Here are your four story exercises for today. Time yourself for 15 minutes for each one, then either have a break or move on to the next one. When you’ve finished, do pop over to this blog’s Facebook Group and let everyone know how you got on.
- Keywords: brilliant, edit, constant, unwrap, mauled
- Random: a nurse called Jocelyn
- Picture: what does this inspire?
- Tuesday Title: Scared Again
Have fun, and if you would like to, do paste your writing in the comment boxes below so we can see how you got on! Remember though that it counts as being published so don’t post anything that you would want to submit elsewhere (where they require unpublished).
See below for explanations of the prompts, they do vary…

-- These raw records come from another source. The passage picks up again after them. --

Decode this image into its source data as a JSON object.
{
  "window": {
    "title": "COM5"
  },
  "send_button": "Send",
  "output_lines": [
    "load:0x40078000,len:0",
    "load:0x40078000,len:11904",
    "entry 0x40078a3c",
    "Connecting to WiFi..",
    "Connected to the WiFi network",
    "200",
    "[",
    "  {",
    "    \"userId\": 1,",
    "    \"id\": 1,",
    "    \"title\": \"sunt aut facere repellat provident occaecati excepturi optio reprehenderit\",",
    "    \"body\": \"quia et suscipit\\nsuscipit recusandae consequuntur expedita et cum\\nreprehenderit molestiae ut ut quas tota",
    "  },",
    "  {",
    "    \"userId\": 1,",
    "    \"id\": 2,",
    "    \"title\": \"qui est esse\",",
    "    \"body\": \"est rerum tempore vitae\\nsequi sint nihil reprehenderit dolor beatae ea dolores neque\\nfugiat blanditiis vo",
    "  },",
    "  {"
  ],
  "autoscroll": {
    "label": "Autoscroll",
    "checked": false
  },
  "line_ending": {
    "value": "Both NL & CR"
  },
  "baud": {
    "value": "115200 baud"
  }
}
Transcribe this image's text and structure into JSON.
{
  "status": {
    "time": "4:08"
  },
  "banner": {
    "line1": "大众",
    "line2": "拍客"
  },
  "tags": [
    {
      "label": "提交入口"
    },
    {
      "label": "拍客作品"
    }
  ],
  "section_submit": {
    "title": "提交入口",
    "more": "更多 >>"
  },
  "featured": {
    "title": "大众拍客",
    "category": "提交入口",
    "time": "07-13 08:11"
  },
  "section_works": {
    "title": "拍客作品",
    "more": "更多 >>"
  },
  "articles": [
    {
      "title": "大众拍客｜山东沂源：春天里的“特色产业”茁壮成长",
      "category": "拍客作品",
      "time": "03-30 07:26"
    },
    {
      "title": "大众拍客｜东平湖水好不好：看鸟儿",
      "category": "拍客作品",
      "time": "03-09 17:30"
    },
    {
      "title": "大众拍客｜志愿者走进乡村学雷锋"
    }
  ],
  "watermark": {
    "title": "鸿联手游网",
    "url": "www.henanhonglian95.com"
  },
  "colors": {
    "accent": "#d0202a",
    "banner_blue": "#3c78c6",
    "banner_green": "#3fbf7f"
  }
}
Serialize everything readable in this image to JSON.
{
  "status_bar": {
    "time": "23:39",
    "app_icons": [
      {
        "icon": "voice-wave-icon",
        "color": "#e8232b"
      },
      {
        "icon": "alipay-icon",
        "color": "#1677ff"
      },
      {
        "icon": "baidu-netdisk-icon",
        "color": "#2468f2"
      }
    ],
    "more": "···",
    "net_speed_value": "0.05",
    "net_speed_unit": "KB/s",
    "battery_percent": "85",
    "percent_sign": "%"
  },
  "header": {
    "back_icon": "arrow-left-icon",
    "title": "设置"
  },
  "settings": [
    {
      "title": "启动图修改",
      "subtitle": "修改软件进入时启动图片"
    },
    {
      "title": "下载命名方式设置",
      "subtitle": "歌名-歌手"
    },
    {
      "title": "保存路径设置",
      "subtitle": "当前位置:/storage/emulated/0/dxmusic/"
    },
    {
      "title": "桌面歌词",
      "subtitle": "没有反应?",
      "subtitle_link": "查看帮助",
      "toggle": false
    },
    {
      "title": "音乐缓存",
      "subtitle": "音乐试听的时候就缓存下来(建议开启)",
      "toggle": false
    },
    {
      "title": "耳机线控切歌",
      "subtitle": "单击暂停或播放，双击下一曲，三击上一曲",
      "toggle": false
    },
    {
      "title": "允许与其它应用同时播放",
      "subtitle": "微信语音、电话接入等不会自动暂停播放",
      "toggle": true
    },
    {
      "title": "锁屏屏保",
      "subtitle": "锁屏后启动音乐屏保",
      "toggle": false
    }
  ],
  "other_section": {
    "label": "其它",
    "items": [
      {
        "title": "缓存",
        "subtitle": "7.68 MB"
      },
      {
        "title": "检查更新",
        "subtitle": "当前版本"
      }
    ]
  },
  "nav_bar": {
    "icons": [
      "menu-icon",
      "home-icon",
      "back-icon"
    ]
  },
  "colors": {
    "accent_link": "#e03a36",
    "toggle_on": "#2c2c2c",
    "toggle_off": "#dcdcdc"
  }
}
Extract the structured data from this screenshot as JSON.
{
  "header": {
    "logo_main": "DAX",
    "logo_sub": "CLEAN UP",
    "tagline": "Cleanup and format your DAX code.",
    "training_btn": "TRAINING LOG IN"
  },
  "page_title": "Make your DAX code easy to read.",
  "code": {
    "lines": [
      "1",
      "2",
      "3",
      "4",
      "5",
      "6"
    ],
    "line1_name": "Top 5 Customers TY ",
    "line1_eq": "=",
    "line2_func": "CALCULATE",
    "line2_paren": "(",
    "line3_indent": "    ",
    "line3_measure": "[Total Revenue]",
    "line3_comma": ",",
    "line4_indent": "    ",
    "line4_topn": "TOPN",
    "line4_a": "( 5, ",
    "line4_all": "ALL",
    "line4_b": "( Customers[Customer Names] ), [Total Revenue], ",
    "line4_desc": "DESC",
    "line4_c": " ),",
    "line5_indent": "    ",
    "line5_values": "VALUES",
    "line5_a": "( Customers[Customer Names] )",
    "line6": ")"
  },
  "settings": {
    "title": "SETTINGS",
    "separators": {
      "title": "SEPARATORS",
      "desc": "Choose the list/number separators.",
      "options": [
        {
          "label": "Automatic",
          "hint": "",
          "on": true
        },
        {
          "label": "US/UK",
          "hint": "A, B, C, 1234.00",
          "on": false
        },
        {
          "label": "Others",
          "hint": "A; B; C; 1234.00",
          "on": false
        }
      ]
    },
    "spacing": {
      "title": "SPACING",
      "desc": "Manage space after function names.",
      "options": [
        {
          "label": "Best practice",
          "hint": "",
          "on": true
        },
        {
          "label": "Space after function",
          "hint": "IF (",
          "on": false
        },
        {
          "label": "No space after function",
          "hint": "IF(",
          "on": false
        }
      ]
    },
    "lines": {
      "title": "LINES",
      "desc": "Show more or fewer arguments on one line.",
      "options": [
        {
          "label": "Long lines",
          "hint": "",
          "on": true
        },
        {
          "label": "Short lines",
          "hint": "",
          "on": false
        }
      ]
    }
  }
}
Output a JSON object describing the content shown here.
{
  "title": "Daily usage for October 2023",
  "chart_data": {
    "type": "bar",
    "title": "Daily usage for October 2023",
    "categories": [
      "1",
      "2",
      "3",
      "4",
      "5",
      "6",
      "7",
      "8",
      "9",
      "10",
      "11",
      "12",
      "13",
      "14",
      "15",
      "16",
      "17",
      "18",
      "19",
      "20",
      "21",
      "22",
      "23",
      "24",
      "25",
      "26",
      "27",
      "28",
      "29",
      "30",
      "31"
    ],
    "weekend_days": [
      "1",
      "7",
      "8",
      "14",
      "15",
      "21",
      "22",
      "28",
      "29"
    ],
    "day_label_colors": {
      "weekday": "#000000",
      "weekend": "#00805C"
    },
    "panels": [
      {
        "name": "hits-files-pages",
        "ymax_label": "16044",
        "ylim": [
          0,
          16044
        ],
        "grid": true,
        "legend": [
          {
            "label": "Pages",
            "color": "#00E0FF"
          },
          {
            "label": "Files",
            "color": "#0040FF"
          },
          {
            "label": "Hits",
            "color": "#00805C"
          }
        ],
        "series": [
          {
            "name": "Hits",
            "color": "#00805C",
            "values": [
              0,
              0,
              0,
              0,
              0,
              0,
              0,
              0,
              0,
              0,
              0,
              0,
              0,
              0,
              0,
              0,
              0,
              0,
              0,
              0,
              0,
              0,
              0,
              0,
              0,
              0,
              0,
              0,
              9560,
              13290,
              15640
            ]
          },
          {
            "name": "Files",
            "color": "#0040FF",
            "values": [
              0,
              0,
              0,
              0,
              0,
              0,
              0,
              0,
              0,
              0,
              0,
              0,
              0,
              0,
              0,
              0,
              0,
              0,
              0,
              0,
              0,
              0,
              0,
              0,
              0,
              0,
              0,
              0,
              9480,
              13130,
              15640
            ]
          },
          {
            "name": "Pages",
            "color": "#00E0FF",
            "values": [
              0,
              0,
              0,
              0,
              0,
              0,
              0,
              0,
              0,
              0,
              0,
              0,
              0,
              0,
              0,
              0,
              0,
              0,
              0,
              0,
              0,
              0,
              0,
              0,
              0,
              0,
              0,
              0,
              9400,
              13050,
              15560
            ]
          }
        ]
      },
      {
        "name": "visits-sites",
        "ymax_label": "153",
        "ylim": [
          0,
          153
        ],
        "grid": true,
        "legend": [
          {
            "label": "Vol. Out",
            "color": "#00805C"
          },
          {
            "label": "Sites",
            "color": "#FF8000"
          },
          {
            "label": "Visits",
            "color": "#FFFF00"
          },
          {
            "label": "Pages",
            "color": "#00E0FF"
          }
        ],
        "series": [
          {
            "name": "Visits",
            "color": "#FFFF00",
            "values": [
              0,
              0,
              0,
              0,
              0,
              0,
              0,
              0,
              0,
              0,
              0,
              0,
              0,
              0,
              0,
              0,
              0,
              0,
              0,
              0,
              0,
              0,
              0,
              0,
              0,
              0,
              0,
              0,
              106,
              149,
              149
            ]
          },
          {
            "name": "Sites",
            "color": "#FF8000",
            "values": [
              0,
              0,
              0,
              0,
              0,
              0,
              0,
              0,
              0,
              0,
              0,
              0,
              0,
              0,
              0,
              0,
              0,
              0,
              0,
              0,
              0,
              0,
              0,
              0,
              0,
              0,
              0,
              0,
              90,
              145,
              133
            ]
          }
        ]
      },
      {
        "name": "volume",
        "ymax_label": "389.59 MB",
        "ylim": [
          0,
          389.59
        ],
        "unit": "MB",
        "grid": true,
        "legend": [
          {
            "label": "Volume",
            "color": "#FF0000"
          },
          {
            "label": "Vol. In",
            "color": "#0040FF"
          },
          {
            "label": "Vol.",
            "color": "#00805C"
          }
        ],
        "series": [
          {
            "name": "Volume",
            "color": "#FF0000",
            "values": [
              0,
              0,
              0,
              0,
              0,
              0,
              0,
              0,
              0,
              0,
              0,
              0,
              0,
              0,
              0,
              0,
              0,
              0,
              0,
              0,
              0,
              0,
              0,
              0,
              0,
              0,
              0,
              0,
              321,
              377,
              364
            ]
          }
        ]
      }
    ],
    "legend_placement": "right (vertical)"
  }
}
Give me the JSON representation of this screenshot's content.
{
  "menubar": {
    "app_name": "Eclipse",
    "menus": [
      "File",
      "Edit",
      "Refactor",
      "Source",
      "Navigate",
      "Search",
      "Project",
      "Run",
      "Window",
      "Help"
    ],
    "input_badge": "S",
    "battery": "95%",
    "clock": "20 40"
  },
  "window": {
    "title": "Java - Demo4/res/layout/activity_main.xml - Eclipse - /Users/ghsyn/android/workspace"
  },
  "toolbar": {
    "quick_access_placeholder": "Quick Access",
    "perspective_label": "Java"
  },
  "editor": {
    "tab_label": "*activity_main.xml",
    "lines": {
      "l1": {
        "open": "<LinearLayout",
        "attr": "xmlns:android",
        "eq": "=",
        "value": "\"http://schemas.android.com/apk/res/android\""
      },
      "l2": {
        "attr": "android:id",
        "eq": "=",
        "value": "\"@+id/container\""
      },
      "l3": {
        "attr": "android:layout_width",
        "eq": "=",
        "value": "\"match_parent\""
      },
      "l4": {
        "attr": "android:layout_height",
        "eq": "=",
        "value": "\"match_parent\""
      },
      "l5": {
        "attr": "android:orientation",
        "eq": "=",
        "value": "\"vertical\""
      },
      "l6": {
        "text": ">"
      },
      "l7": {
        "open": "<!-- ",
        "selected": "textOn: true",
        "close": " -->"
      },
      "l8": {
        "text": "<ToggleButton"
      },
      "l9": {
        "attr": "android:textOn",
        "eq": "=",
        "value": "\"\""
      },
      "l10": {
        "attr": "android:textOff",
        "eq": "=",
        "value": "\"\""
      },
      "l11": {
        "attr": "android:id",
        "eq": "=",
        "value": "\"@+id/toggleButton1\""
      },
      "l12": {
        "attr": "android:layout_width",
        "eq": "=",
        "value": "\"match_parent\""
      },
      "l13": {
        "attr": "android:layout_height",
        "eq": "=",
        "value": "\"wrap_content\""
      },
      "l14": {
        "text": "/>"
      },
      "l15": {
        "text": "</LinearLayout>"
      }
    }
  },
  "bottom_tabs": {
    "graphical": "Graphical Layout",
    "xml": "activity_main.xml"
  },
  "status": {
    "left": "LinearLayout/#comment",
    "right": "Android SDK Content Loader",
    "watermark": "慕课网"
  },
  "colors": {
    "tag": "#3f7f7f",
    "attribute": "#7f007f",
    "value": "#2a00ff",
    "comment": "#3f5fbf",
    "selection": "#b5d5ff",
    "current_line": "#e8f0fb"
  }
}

- Sentence starts = what they say on the tin. You can start the beginning of the story with them or a later sentence but they’re a great way of kicking off.
- Keywords = the words have to appear in the story but can be in any order and can be lengthened (e.g. clap to clapping).
- One-word prompt = sometimes all it takes is one word to spawn an idea. Sometimes it easy, sometimes hard but invariably fun.
- Mixed bag = two characters, an object, a location, a dilemma, a trait. Mix them all together and you have a plot… hopefully.
- First person piece or monologue (a one-sided conversation).
- Dialogue only = this is where you literally just write a conversation between two people. No ‘he said’, ‘she said’ or description, just speech and the reader has to be able to keep up. 🙂
- Second-person = some of you will know that I champion. The prompt can be in any style but has to be written in second-person viewpoint… oh, what a hardship. 🙂
- Title: This is the title of your story.
- Picture prompts = nothing other than a picture. What does it conjure up?
- Random = whatever takes my fancy!
- Don’t forget your five senses: sight, sound, touch, taste, smell
- Show don’t tell: if your character is angry, don’t tell us he is, have him thumping his fist on the table.
- Colours: Include at least one colour in your story. It does add depth.
- Use strong verbs and avoid adverbs: Have a character striding instead of walking confidently.
- Only use repetition to emphasise.
- When you’ve finished the first draft, read the story out loud. It’s surprising how many ‘mistakes’ leap out at you when you read out loud… assuming you have any of course!
Picture above courtesy of morguefile.com
I love to talk about writing so feel free to email me. My online writing group blogs and their associated Facebook groups are:
Morgen’s Online Non-Fiction Writing Group
Morgen’s Online Novel Writing Group
Morgen’s Online Poetry Writing Group
Morgen’s Online Script Writing Group
Morgen’s Online Short Story Writing Group
Thank you for reading this and we look forward to your comments.